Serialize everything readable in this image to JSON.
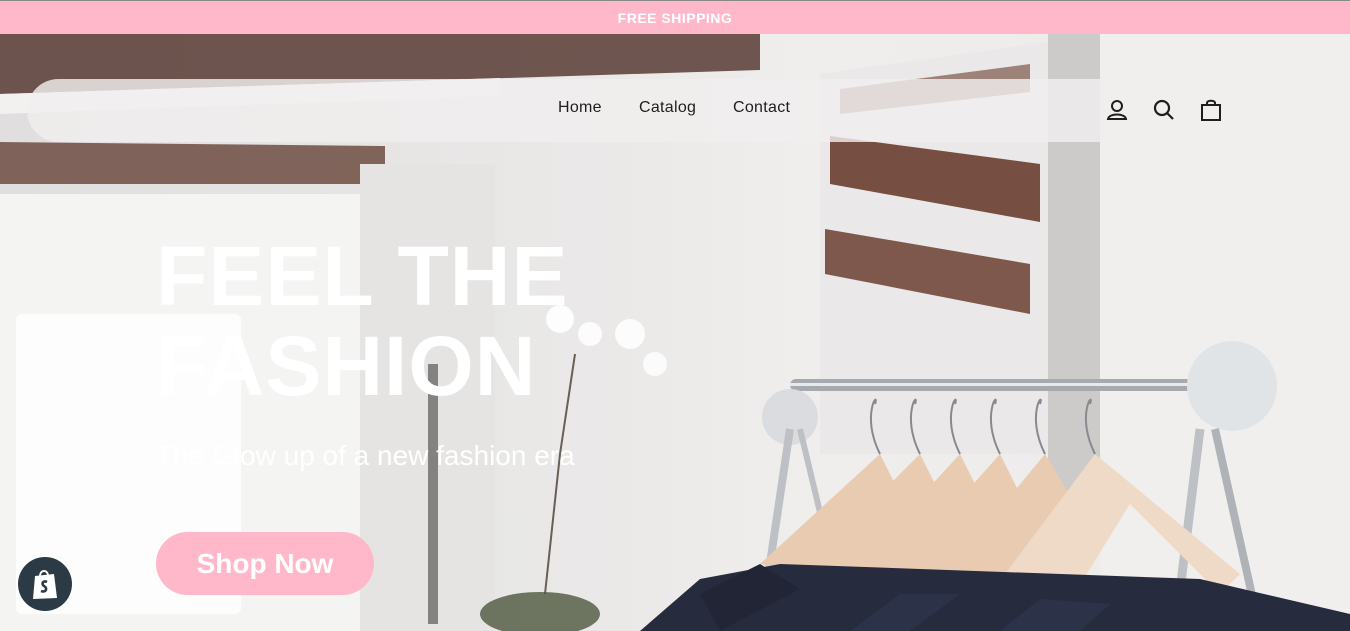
{
  "announcement": {
    "text": "FREE SHIPPING",
    "background": "#ffb8c9"
  },
  "header": {
    "nav": [
      {
        "label": "Home"
      },
      {
        "label": "Catalog"
      },
      {
        "label": "Contact"
      }
    ],
    "icons": [
      "account-icon",
      "search-icon",
      "cart-icon"
    ]
  },
  "hero": {
    "headline_line1": "FEEL THE",
    "headline_line2": "FASHION",
    "subheading": "The Glow up of a new fashion era",
    "cta_label": "Shop Now",
    "cta_color": "#ffb8c9"
  },
  "badge": {
    "icon": "shopify-bag-icon",
    "color": "#2c3a45"
  }
}
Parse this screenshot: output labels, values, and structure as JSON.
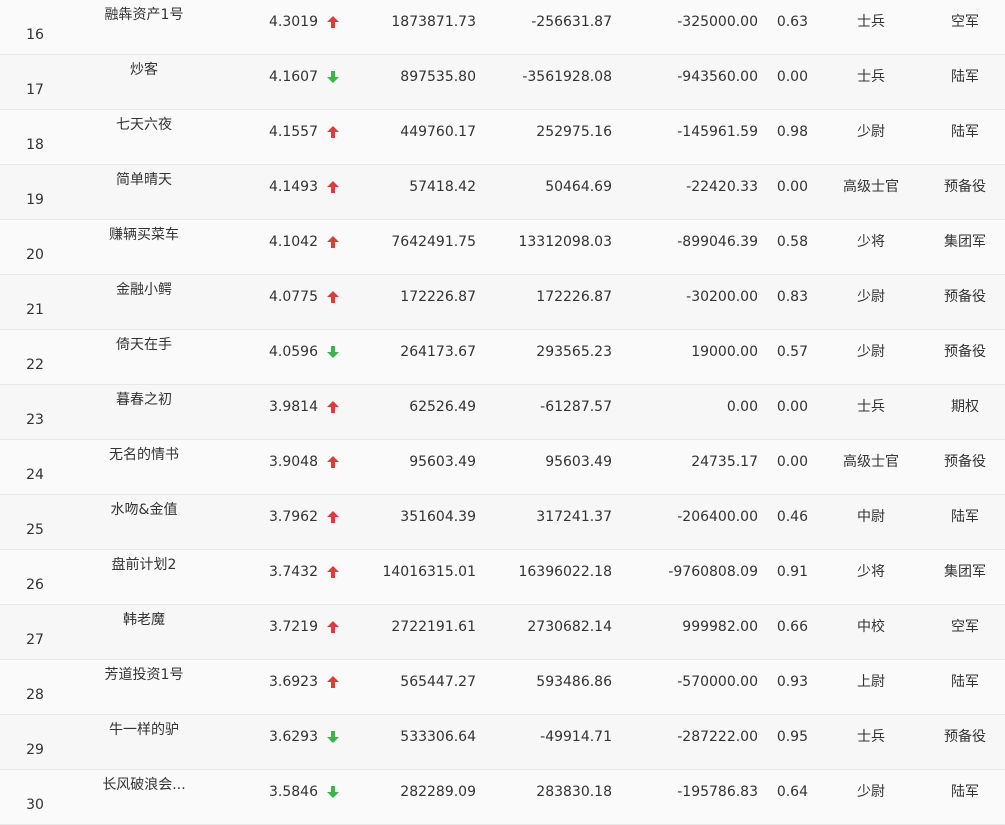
{
  "colors": {
    "up": "#e03a3a",
    "down": "#39b54a"
  },
  "rows": [
    {
      "rank": "16",
      "name": "融犇资产1号",
      "score": "4.3019",
      "trend": "up",
      "v1": "1873871.73",
      "v2": "-256631.87",
      "v3": "-325000.00",
      "ratio": "0.63",
      "level": "士兵",
      "army": "空军"
    },
    {
      "rank": "17",
      "name": "炒客",
      "score": "4.1607",
      "trend": "down",
      "v1": "897535.80",
      "v2": "-3561928.08",
      "v3": "-943560.00",
      "ratio": "0.00",
      "level": "士兵",
      "army": "陆军"
    },
    {
      "rank": "18",
      "name": "七天六夜",
      "score": "4.1557",
      "trend": "up",
      "v1": "449760.17",
      "v2": "252975.16",
      "v3": "-145961.59",
      "ratio": "0.98",
      "level": "少尉",
      "army": "陆军"
    },
    {
      "rank": "19",
      "name": "简单晴天",
      "score": "4.1493",
      "trend": "up",
      "v1": "57418.42",
      "v2": "50464.69",
      "v3": "-22420.33",
      "ratio": "0.00",
      "level": "高级士官",
      "army": "预备役"
    },
    {
      "rank": "20",
      "name": "赚辆买菜车",
      "score": "4.1042",
      "trend": "up",
      "v1": "7642491.75",
      "v2": "13312098.03",
      "v3": "-899046.39",
      "ratio": "0.58",
      "level": "少将",
      "army": "集团军"
    },
    {
      "rank": "21",
      "name": "金融小鳄",
      "score": "4.0775",
      "trend": "up",
      "v1": "172226.87",
      "v2": "172226.87",
      "v3": "-30200.00",
      "ratio": "0.83",
      "level": "少尉",
      "army": "预备役"
    },
    {
      "rank": "22",
      "name": "倚天在手",
      "score": "4.0596",
      "trend": "down",
      "v1": "264173.67",
      "v2": "293565.23",
      "v3": "19000.00",
      "ratio": "0.57",
      "level": "少尉",
      "army": "预备役"
    },
    {
      "rank": "23",
      "name": "暮春之初",
      "score": "3.9814",
      "trend": "up",
      "v1": "62526.49",
      "v2": "-61287.57",
      "v3": "0.00",
      "ratio": "0.00",
      "level": "士兵",
      "army": "期权"
    },
    {
      "rank": "24",
      "name": "无名的情书",
      "score": "3.9048",
      "trend": "up",
      "v1": "95603.49",
      "v2": "95603.49",
      "v3": "24735.17",
      "ratio": "0.00",
      "level": "高级士官",
      "army": "预备役"
    },
    {
      "rank": "25",
      "name": "水吻&金值",
      "score": "3.7962",
      "trend": "up",
      "v1": "351604.39",
      "v2": "317241.37",
      "v3": "-206400.00",
      "ratio": "0.46",
      "level": "中尉",
      "army": "陆军"
    },
    {
      "rank": "26",
      "name": "盘前计划2",
      "score": "3.7432",
      "trend": "up",
      "v1": "14016315.01",
      "v2": "16396022.18",
      "v3": "-9760808.09",
      "ratio": "0.91",
      "level": "少将",
      "army": "集团军"
    },
    {
      "rank": "27",
      "name": "韩老魔",
      "score": "3.7219",
      "trend": "up",
      "v1": "2722191.61",
      "v2": "2730682.14",
      "v3": "999982.00",
      "ratio": "0.66",
      "level": "中校",
      "army": "空军"
    },
    {
      "rank": "28",
      "name": "芳道投资1号",
      "score": "3.6923",
      "trend": "up",
      "v1": "565447.27",
      "v2": "593486.86",
      "v3": "-570000.00",
      "ratio": "0.93",
      "level": "上尉",
      "army": "陆军"
    },
    {
      "rank": "29",
      "name": "牛一样的驴",
      "score": "3.6293",
      "trend": "down",
      "v1": "533306.64",
      "v2": "-49914.71",
      "v3": "-287222.00",
      "ratio": "0.95",
      "level": "士兵",
      "army": "预备役"
    },
    {
      "rank": "30",
      "name": "长风破浪会...",
      "score": "3.5846",
      "trend": "down",
      "v1": "282289.09",
      "v2": "283830.18",
      "v3": "-195786.83",
      "ratio": "0.64",
      "level": "少尉",
      "army": "陆军"
    }
  ]
}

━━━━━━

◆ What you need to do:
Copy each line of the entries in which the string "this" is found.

◆ Answer to the exercise:
Serialize everything readable in this image to JSON.
Parse this screenshot: output labels, values, and structure as JSON.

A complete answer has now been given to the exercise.